EXERCISE DETAILS
Give back each line of the listing below that contains the string "this".

##### EXERCISE MATERIAL #####

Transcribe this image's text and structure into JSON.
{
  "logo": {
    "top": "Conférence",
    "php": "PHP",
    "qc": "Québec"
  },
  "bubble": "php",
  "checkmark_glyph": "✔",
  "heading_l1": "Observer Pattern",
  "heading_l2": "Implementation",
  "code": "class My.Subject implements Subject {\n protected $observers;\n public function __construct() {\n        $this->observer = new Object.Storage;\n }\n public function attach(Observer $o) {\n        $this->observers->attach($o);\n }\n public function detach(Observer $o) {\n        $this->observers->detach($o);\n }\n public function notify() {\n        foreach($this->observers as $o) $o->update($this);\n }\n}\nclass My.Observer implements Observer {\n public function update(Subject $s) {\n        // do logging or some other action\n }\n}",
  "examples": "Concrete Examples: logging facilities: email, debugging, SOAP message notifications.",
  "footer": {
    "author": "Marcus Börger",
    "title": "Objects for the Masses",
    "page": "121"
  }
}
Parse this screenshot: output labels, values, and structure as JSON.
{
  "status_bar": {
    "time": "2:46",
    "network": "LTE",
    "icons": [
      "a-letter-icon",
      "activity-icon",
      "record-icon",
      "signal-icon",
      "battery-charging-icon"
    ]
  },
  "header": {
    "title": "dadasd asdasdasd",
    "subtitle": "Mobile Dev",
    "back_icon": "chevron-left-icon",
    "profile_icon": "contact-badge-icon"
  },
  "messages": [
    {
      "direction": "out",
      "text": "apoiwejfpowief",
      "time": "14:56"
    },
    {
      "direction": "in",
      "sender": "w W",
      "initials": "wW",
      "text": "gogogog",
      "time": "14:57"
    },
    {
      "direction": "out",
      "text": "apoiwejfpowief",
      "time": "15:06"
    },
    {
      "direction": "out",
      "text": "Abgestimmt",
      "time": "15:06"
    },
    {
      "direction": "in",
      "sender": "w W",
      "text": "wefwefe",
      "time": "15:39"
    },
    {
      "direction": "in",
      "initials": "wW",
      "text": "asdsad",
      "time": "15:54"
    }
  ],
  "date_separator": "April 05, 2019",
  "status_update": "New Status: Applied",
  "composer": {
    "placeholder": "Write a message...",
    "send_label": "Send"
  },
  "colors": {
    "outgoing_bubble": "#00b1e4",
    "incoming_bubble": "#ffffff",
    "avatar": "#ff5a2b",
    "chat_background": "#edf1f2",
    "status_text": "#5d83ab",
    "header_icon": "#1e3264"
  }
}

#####

WRITTEN REPLY
Transcribe this image's text and structure into JSON.
  "code": "class My.Subject implements Subject {\n protected $observers;\n public function __construct() {\n        $this->observer = new Object.Storage;\n }\n public function attach(Observer $o) {\n        $this->observers->attach($o);\n }\n public function detach(Observer $o) {\n        $this->observers->detach($o);\n }\n public function notify() {\n        foreach($this->observers as $o) $o->update($this);\n }\n}\nclass My.Observer implements Observer {\n public function update(Subject $s) {\n        // do logging or some other action\n }\n}",
Parse this screenshot: output labels, values, and structure as JSON.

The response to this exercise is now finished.